___ AVAILABLE RECORDS
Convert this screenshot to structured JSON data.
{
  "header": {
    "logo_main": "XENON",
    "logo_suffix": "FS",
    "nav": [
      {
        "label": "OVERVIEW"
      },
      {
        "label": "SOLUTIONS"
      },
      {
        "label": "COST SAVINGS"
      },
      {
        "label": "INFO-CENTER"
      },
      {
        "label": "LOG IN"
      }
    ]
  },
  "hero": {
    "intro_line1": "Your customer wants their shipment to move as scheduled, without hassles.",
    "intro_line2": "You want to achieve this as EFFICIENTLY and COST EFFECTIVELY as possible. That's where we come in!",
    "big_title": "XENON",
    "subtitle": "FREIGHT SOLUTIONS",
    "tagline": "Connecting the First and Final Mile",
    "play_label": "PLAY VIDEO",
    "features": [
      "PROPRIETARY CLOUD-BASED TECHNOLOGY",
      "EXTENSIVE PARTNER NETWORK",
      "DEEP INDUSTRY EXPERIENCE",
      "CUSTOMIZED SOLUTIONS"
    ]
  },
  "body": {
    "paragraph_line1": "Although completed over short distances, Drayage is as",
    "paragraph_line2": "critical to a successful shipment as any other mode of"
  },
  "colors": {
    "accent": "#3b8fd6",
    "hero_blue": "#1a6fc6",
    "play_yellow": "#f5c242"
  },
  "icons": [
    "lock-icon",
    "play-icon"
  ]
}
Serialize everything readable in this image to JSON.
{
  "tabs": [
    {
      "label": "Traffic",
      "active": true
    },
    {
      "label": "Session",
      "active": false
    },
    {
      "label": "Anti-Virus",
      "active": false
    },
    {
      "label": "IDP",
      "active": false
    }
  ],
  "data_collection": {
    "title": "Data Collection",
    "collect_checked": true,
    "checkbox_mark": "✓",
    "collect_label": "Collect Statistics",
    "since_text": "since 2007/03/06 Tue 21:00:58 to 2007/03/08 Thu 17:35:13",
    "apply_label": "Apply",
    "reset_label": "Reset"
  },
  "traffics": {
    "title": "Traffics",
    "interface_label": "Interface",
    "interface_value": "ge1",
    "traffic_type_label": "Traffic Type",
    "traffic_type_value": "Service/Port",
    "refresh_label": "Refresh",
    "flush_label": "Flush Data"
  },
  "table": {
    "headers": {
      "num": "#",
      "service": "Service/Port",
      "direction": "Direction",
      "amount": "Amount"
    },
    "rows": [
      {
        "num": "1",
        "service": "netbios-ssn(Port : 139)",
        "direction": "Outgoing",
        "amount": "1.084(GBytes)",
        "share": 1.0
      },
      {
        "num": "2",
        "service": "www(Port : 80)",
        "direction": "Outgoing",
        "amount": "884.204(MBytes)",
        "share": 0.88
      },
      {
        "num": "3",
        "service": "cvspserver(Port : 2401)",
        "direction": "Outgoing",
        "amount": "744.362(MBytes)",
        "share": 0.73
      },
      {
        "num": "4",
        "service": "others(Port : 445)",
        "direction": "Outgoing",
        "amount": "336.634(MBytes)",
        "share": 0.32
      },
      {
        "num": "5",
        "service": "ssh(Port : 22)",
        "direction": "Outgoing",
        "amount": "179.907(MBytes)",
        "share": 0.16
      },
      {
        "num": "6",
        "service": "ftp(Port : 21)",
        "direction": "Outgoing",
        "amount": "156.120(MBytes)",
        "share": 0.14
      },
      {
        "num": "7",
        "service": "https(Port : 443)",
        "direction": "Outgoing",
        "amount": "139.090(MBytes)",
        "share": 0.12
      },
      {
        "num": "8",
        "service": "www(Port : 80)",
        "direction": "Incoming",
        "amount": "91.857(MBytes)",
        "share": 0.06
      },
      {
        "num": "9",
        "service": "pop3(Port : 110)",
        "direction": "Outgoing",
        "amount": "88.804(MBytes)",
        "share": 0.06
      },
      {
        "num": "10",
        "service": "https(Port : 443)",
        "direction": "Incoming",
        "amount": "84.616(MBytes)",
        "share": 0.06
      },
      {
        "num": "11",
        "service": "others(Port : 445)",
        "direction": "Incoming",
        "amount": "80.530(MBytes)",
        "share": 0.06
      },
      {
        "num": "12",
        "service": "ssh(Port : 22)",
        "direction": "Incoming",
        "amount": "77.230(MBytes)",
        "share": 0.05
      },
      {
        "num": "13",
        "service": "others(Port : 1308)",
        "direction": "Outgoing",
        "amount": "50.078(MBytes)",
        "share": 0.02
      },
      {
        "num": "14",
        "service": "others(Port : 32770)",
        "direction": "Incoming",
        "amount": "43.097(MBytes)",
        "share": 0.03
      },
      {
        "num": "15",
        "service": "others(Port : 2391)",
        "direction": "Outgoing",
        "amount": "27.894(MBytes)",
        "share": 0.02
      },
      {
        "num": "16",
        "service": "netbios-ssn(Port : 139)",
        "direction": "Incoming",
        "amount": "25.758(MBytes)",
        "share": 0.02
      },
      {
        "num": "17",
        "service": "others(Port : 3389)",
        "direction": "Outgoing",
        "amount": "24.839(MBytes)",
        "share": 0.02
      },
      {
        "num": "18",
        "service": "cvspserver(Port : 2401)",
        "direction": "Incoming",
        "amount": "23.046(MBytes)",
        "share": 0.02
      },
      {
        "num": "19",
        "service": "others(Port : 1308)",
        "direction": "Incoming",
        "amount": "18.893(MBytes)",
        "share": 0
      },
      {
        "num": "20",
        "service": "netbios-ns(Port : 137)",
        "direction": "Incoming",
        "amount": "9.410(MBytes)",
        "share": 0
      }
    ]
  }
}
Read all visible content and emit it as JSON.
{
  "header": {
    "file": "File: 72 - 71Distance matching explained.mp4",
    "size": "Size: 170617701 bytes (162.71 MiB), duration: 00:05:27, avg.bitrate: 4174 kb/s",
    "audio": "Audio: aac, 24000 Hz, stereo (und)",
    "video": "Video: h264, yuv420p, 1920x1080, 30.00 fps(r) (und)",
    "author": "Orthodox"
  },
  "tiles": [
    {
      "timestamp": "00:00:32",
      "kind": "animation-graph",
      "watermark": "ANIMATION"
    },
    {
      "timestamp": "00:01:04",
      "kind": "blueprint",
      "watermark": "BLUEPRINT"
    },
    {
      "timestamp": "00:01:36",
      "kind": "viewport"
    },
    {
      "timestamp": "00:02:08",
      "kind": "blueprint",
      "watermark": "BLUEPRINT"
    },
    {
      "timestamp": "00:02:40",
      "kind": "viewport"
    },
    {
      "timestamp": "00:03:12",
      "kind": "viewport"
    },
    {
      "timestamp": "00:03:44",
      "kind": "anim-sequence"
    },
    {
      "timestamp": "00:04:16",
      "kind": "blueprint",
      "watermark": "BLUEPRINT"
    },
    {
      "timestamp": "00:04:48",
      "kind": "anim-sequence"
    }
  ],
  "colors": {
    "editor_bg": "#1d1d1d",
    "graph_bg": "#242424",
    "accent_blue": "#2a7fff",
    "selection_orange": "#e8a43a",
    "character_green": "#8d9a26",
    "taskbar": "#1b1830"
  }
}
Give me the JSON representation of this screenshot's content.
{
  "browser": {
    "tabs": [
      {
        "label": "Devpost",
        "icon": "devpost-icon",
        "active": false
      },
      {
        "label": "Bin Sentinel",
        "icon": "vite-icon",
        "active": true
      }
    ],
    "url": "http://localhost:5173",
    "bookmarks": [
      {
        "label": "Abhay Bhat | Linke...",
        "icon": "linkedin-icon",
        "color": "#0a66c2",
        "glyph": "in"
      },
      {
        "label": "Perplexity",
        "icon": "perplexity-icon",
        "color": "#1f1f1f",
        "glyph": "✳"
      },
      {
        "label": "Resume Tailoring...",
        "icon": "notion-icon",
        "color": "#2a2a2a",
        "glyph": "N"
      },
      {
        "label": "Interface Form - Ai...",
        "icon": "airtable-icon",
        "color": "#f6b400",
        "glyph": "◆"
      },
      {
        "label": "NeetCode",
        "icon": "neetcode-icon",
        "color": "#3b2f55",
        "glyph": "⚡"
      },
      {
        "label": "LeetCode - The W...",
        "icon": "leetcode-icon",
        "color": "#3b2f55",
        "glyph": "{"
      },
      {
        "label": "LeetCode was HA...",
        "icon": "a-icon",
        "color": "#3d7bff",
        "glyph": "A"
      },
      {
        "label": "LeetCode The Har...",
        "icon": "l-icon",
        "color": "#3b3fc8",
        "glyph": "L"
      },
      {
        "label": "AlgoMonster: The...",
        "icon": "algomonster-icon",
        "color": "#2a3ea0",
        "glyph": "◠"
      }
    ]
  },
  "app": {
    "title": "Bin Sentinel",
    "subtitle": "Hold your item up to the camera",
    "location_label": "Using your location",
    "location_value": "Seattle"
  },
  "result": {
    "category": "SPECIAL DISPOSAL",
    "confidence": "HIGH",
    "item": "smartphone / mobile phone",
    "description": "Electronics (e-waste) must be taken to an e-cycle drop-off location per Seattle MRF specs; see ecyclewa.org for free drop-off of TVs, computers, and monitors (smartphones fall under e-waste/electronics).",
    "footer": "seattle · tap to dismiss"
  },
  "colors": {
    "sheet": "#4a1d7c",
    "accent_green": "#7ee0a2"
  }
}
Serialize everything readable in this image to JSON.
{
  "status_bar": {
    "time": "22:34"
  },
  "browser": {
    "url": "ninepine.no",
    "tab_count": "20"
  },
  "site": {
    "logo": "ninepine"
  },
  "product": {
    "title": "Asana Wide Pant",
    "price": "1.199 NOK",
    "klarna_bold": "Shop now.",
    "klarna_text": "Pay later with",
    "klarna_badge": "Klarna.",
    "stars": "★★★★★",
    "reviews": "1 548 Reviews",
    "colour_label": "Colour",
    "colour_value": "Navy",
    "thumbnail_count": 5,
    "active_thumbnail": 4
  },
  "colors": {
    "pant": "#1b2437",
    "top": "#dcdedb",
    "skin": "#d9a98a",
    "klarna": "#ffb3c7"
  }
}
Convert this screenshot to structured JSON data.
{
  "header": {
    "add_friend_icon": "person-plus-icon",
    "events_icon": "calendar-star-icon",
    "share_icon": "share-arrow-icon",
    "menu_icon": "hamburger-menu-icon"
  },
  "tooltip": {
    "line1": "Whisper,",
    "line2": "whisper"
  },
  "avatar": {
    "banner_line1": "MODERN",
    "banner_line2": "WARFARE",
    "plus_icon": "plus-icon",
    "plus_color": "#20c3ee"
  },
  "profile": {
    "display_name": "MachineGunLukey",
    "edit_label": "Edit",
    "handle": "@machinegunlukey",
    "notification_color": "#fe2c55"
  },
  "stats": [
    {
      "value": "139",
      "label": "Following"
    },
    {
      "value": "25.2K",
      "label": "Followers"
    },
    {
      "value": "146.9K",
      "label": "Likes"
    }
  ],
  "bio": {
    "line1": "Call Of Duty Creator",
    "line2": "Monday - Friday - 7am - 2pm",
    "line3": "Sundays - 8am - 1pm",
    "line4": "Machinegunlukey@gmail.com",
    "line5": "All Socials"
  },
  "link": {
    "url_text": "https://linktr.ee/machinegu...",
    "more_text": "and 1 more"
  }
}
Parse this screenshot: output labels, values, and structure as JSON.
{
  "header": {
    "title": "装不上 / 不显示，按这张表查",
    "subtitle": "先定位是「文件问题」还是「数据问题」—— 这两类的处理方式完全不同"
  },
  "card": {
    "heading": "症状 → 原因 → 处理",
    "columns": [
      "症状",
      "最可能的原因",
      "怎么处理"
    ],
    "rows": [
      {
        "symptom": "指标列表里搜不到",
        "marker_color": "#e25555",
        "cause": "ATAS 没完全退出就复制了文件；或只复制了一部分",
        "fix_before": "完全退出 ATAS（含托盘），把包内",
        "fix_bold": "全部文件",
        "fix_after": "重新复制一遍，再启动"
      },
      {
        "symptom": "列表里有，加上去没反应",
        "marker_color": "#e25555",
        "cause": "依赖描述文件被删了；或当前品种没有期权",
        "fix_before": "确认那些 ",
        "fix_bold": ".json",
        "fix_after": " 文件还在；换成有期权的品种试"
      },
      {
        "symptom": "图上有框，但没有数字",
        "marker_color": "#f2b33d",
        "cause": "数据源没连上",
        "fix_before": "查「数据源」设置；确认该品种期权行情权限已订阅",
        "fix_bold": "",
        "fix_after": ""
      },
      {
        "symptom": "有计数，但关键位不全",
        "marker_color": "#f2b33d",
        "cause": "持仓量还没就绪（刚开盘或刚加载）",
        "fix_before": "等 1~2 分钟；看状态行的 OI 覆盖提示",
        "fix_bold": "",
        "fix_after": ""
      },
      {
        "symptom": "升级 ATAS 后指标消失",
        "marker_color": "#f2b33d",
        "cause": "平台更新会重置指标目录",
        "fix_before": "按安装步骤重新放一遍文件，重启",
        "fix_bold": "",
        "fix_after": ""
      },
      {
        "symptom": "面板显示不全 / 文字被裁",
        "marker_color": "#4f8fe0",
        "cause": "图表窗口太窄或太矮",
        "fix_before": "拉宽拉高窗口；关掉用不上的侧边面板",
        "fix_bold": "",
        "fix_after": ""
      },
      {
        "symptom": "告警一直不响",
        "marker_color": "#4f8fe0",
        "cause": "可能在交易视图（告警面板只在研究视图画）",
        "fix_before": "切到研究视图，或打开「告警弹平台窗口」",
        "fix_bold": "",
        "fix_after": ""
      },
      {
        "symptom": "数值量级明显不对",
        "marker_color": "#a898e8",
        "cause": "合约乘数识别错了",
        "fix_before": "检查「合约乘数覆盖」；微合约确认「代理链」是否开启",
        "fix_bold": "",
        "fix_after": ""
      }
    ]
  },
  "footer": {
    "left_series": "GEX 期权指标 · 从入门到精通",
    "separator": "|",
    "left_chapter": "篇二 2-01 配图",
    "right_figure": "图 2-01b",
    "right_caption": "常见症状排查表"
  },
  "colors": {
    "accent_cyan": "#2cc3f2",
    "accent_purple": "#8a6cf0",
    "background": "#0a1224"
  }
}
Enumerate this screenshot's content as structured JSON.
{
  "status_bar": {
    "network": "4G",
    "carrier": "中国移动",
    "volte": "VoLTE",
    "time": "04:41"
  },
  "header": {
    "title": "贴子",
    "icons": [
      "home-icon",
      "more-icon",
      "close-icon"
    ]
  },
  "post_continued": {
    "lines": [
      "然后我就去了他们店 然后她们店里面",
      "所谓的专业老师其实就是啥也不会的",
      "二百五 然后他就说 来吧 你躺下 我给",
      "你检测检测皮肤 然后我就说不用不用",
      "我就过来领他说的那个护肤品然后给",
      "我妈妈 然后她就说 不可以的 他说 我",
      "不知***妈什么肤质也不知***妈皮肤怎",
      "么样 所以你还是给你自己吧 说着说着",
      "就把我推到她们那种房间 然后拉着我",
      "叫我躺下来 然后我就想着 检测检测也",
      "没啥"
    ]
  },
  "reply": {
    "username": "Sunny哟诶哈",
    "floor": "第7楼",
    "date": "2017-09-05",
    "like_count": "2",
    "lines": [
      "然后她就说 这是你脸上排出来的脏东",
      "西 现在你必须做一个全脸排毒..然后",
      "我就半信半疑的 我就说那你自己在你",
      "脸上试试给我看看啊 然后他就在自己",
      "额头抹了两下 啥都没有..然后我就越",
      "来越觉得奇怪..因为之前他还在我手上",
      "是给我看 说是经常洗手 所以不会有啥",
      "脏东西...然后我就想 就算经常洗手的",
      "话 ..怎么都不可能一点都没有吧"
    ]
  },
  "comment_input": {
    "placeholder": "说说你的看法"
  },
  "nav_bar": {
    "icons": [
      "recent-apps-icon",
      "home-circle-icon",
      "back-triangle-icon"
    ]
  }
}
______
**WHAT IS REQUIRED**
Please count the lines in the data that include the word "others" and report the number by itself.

**ANSWER SECTION**
7